As part of AfriForum’s campaign against the destructive bill on national health insurance (NHI), the civil rights organisation submitted its commentary on 12 September 2019 at the Houses of Parliament. AfriForum also requested representatives of the portfolio committee on health to provide the civil rights organisation with the dates and venues of the public participation process of this bill.
The government – and specifically the department of health – has, to say the least, a poor track record in terms of the spending of taxpayers’ money and managing government-controlled entities. The department can therefore not be trusted with the more than R446 billion annually (AfriForum’s calculation of what NHI will cost) needed to manage the healthcare of the whole country’s people.
According to the Auditor-General’s (AG’s) 2017/2018 audit report, just more than half of national departmental budgets are allocated to the Departments of Health, Education and Public Enterprises, as well as to the implementation of key programmes to ensure the health and well-being of citizens. Yet, these three departments show the worst results. The provincial departments of health fared even worse and are, according to the AG, in a terrible state. The provincial health departments’ total deficits for this period amount to R8,4 billion.
“It is therefore evident that far-reaching interventions in provincial health departments are necessary. NHI is, however, not the way to achieve this. Minister Zweli Mkhize should rather focus his attention on getting the health department’s house in order. This includes the appointment and training of skilled medical personnel, the upgrading of existing government hospitals and clinics, as well as reducing unauthorised, irregular and wasteful expenditure,” says Natasha Venter, AfriForum’s Campaign Officer for NHI.
According to Venter, government should in fact be wary of programmes like the NHI, as these exert more pressure on an already precarious state healthcare system.
“A supplementary system, according to which people can choose to ‘buy’ private healthcare if they can afford to, in fact alleviates pressure on government’s limited resources.
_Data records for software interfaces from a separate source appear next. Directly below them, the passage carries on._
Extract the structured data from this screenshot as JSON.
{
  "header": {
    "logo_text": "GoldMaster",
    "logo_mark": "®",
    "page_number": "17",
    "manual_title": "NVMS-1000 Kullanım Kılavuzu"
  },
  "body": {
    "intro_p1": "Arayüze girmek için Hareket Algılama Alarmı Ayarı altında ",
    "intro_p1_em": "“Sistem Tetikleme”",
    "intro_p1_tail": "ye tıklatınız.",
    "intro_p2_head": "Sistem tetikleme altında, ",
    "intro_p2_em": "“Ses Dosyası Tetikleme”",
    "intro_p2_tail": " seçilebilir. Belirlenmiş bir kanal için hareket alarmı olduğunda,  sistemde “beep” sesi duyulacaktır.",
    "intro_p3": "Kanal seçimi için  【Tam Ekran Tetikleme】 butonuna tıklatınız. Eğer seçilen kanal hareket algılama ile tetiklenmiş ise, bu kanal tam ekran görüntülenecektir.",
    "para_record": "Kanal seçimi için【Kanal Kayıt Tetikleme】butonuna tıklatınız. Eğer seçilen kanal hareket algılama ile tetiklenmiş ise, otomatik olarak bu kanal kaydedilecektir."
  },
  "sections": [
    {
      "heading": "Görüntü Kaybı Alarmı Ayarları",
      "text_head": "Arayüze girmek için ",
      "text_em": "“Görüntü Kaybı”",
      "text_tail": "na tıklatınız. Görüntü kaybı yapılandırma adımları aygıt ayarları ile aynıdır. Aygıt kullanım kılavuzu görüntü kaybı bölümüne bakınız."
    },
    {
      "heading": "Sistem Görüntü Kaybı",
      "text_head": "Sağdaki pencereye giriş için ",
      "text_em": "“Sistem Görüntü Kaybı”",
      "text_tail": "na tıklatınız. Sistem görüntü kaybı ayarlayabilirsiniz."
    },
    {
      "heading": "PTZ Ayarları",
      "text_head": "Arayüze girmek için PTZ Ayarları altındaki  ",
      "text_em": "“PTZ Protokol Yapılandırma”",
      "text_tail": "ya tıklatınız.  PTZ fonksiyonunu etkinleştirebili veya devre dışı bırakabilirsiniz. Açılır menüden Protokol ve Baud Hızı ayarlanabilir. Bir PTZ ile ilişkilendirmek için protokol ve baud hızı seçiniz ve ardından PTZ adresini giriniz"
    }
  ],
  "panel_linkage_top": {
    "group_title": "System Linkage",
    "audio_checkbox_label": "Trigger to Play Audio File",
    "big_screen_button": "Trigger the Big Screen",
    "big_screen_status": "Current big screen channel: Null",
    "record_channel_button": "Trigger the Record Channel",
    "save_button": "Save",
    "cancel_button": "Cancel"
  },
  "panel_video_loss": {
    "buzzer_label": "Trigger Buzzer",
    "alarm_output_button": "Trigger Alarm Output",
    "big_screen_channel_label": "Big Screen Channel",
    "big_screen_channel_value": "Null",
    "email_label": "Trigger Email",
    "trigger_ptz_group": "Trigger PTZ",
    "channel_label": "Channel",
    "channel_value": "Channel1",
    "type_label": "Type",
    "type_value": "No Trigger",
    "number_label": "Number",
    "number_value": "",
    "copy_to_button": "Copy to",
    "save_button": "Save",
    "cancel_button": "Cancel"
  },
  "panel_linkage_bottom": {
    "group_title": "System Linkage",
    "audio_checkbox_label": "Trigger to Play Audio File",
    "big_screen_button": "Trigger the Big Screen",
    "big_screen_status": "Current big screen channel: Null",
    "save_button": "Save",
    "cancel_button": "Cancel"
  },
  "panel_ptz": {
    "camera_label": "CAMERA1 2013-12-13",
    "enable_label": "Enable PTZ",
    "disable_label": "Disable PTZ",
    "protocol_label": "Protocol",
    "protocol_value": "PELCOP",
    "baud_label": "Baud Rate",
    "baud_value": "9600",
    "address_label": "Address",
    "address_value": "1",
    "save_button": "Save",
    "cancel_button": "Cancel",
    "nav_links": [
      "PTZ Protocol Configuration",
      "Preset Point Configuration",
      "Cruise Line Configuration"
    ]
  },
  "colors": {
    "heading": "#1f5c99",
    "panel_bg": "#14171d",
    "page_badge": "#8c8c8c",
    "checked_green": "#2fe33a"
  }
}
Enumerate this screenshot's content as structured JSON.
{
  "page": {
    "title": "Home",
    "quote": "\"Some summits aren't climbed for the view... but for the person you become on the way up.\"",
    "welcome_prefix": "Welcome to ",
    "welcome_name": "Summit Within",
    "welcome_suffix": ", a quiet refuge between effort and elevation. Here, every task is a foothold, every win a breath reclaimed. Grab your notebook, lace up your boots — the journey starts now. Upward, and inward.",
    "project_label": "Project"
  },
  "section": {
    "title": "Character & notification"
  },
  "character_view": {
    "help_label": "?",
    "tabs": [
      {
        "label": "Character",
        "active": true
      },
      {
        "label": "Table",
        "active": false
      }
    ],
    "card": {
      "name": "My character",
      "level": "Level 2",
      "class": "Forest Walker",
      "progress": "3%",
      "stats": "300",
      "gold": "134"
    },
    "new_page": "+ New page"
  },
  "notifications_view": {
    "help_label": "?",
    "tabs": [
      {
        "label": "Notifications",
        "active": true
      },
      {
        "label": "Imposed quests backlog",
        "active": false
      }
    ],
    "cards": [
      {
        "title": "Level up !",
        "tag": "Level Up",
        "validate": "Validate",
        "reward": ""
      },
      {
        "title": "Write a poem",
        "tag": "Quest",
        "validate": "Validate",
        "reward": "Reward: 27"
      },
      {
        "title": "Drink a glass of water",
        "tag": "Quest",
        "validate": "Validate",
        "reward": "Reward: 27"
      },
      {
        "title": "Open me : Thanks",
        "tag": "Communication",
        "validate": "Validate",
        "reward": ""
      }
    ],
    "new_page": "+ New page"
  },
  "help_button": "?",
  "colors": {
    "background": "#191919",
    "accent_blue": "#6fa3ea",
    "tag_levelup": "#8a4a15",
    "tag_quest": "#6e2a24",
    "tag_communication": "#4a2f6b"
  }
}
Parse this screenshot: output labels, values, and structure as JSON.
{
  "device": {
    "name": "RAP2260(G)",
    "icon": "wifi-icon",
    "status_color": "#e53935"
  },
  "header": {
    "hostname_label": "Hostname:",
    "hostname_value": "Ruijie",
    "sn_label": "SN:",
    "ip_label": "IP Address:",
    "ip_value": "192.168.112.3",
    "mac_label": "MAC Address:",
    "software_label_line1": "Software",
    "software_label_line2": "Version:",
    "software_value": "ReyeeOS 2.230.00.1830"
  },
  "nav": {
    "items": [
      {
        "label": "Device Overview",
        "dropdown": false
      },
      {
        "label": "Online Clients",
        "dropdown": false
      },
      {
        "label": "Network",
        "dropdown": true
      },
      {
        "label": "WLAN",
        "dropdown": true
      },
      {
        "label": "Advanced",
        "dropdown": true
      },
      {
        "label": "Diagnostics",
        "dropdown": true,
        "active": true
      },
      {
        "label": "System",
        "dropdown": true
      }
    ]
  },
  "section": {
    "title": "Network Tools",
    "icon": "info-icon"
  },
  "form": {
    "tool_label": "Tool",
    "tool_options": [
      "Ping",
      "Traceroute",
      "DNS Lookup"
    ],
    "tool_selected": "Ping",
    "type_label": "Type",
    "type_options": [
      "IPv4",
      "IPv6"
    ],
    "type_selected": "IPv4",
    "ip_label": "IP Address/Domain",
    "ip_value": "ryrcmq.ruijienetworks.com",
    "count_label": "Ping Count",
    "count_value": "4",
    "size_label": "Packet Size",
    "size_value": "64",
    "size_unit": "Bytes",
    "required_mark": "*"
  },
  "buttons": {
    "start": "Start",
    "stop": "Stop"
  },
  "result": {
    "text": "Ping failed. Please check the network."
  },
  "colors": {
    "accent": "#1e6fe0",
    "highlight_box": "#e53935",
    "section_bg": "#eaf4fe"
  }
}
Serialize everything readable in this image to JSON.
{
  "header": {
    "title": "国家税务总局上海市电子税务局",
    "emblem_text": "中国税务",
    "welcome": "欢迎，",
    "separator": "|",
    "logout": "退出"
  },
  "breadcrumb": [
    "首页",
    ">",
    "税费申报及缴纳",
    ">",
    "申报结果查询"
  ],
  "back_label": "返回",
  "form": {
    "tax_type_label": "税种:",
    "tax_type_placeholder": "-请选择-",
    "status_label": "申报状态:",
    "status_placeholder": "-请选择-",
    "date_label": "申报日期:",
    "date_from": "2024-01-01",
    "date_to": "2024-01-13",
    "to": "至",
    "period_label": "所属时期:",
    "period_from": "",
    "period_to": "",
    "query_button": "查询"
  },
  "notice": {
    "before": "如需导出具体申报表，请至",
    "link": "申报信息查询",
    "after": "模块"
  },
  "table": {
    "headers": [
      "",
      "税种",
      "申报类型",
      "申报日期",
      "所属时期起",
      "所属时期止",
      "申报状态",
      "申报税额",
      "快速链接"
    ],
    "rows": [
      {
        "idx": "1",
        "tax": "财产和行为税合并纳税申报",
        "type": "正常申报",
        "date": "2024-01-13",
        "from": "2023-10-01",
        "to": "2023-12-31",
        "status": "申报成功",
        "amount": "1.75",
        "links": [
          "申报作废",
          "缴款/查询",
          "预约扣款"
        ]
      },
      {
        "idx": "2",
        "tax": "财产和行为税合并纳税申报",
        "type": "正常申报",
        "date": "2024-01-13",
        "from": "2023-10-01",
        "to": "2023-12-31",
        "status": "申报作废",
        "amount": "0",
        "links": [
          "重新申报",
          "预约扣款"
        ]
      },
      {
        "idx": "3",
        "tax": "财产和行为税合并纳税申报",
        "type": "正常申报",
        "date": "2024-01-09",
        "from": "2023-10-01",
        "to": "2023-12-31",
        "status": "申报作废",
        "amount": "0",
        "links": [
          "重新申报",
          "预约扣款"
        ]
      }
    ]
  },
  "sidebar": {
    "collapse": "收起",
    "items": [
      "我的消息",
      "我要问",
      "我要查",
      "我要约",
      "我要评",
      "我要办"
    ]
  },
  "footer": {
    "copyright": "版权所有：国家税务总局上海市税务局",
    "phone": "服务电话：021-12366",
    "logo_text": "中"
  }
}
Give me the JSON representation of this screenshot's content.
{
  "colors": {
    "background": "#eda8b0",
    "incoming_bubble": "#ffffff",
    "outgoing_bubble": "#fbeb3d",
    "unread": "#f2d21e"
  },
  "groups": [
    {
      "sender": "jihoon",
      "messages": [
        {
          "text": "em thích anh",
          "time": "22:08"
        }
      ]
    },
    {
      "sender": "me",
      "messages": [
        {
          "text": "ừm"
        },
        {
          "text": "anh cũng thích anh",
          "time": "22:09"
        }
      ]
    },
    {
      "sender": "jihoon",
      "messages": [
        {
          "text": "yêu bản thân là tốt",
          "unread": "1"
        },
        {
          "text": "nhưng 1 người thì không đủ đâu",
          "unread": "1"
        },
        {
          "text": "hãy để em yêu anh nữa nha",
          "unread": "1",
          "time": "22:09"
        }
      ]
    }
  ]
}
This should in practice improve the level of healthcare for everybody. Unfortunately, there are fundamental flaws in our public healthcare system: misappropriation and unaccountability. Until this is resolved, the country’s healthcare system will remain sick. Taxpayers can no longer be forced to foot the bill for government’s failures.”